== EXERCISE REQUIREMENTS ==
The whole listing is to be restated, character for character.

[Start of section]

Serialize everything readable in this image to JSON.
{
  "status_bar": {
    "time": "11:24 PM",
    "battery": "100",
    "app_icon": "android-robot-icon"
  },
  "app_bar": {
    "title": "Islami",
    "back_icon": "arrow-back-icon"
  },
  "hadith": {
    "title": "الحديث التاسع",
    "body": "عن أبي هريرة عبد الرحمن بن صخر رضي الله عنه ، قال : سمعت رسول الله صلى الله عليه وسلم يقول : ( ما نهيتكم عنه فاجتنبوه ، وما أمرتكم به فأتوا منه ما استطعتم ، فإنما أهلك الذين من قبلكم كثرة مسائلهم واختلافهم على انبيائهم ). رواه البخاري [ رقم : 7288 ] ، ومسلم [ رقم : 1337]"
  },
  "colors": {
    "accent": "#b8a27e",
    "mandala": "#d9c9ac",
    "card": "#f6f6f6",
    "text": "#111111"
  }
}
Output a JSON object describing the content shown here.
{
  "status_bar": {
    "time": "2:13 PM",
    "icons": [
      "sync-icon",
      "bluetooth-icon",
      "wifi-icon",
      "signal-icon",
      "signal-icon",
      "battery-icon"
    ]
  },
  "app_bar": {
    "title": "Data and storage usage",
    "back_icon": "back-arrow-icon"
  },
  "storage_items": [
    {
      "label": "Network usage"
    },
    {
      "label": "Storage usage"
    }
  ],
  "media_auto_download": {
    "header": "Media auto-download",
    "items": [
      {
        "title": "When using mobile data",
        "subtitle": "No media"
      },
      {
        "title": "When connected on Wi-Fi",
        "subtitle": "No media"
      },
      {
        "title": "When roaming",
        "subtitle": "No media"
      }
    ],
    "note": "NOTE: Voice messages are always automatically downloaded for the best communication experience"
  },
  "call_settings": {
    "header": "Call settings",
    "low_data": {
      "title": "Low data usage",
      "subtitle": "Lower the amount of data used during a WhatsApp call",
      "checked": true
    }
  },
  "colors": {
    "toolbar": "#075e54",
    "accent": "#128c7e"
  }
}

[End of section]

== RESPONSE AREA ==
Serialize everything readable in this image to JSON.
{
  "status_bar": {
    "time": "11:24 PM",
    "battery": "100",
    "app_icon": "android-robot-icon"
  },
  "app_bar": {
    "title": "Islami",
    "back_icon": "arrow-back-icon"
  },
  "hadith": {
    "title": "الحديث التاسع",
    "body": "عن أبي هريرة عبد الرحمن بن صخر رضي الله عنه ، قال : سمعت رسول الله صلى الله عليه وسلم يقول : ( ما نهيتكم عنه فاجتنبوه ، وما أمرتكم به فأتوا منه ما استطعتم ، فإنما أهلك الذين من قبلكم كثرة مسائلهم واختلافهم على انبيائهم ). رواه البخاري [ رقم : 7288 ] ، ومسلم [ رقم : 1337]"
  },
  "colors": {
    "accent": "#b8a27e",
    "mandala": "#d9c9ac",
    "card": "#f6f6f6",
    "text": "#111111"
  }
}
Output a JSON object describing the content shown here.
{
  "status_bar": {
    "time": "2:13 PM",
    "icons": [
      "sync-icon",
      "bluetooth-icon",
      "wifi-icon",
      "signal-icon",
      "signal-icon",
      "battery-icon"
    ]
  },
  "app_bar": {
    "title": "Data and storage usage",
    "back_icon": "back-arrow-icon"
  },
  "storage_items": [
    {
      "label": "Network usage"
    },
    {
      "label": "Storage usage"
    }
  ],
  "media_auto_download": {
    "header": "Media auto-download",
    "items": [
      {
        "title": "When using mobile data",
        "subtitle": "No media"
      },
      {
        "title": "When connected on Wi-Fi",
        "subtitle": "No media"
      },
      {
        "title": "When roaming",
        "subtitle": "No media"
      }
    ],
    "note": "NOTE: Voice messages are always automatically downloaded for the best communication experience"
  },
  "call_settings": {
    "header": "Call settings",
    "low_data": {
      "title": "Low data usage",
      "subtitle": "Lower the amount of data used during a WhatsApp call",
      "checked": true
    }
  },
  "colors": {
    "toolbar": "#075e54",
    "accent": "#128c7e"
  }
}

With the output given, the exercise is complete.